*DESCRIPTION OF THE TASK*. In the entries below, filter for the word "subject" and copy every matching line.

*DATASET CONTENT*.
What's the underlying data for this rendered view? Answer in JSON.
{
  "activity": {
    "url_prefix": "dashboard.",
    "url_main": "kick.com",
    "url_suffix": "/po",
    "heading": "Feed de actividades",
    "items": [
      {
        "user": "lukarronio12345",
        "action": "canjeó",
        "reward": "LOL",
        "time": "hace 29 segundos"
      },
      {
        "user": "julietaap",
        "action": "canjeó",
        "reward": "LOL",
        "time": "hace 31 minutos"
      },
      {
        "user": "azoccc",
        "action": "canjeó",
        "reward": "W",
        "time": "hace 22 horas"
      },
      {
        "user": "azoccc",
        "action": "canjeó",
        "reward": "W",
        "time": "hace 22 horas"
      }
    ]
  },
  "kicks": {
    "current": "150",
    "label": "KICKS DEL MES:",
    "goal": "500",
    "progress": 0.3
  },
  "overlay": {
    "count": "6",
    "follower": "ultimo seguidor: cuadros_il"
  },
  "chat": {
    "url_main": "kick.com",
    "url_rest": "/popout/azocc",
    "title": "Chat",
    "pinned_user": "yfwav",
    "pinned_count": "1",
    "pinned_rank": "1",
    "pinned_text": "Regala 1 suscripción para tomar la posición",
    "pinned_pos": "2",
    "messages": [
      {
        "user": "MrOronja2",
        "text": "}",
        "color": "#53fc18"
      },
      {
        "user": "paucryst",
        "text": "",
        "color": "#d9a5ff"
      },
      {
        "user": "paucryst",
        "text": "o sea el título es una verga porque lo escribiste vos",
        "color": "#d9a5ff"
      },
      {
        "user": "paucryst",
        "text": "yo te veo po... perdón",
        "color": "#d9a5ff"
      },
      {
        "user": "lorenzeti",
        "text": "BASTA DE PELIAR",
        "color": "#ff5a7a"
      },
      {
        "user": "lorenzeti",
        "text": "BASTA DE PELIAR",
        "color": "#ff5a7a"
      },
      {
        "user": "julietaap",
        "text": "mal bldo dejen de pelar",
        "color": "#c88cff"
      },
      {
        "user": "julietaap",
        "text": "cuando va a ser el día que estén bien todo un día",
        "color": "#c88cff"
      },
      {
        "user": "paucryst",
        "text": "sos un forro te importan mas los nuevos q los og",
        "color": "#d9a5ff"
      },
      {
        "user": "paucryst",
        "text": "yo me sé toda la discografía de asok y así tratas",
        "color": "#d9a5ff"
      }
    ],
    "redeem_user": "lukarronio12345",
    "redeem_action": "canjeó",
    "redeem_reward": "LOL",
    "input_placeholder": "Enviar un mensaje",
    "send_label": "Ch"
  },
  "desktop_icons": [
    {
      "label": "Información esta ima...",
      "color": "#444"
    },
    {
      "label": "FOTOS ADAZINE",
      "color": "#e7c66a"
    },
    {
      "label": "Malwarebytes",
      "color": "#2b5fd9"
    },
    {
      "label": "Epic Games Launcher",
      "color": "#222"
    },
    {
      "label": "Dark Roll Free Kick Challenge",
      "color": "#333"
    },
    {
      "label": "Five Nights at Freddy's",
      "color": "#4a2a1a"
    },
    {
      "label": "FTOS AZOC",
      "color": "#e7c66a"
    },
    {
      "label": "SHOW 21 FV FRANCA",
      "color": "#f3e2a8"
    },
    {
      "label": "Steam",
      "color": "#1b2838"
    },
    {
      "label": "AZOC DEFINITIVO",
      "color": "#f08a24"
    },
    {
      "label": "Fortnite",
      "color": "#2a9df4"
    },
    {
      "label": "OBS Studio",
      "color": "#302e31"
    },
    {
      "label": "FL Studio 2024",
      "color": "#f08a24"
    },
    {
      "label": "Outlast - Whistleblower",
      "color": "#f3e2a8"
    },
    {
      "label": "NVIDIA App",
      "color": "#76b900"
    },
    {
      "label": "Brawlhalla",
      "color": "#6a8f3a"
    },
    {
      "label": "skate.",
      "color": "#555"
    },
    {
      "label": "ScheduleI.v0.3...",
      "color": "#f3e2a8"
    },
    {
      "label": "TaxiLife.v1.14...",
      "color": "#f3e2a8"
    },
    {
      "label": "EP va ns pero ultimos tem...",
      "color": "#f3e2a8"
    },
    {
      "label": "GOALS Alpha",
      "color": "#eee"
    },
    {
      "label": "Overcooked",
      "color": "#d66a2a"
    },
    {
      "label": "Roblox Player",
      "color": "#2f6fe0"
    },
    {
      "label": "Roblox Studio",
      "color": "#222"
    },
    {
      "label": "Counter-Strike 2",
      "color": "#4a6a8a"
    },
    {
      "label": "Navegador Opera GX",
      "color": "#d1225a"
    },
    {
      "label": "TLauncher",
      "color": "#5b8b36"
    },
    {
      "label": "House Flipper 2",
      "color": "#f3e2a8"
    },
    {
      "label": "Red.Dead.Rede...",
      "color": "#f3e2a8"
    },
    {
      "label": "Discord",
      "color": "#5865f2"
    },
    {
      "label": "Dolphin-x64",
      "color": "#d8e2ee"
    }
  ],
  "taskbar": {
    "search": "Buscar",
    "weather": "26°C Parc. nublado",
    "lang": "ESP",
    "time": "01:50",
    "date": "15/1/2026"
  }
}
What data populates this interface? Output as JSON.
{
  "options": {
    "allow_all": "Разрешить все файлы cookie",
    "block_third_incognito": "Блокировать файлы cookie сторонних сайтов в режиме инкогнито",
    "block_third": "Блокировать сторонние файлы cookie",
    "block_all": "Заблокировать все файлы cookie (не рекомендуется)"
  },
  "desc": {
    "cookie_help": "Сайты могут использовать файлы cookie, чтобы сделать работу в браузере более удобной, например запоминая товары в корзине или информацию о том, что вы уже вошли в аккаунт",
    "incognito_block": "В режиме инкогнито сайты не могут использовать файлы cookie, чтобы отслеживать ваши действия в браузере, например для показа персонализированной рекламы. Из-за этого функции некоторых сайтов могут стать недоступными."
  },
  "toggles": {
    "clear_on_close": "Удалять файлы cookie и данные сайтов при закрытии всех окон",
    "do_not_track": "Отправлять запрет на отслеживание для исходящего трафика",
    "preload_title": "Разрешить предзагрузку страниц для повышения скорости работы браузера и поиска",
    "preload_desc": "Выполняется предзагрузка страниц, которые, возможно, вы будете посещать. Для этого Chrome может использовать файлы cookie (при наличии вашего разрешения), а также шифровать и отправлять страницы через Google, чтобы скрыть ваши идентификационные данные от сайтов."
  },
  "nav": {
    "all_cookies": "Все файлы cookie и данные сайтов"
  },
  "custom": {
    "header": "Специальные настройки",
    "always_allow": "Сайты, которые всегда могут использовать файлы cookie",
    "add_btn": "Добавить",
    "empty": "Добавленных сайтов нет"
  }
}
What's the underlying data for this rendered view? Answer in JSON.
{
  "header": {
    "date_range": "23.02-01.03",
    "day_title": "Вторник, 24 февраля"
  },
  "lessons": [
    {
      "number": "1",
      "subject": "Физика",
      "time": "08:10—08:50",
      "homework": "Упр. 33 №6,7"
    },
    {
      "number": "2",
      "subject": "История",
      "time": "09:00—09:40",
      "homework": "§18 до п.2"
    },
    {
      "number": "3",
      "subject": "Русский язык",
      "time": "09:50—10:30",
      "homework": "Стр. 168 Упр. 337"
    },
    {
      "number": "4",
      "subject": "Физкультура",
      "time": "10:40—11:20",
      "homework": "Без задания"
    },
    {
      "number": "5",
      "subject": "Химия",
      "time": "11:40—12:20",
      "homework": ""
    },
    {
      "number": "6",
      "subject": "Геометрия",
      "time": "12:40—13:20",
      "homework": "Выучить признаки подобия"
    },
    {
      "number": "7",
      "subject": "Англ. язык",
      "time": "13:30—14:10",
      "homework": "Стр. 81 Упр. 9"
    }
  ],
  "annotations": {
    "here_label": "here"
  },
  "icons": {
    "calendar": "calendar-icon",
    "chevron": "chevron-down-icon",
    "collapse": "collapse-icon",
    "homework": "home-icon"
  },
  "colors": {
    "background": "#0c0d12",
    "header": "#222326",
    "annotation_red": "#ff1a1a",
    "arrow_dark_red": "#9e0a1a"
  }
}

*WRITTEN REPLY*.
      "subject": "Физика",
      "subject": "История",
      "subject": "Русский язык",
      "subject": "Физкультура",
      "subject": "Химия",
      "subject": "Геометрия",
      "subject": "Англ. язык",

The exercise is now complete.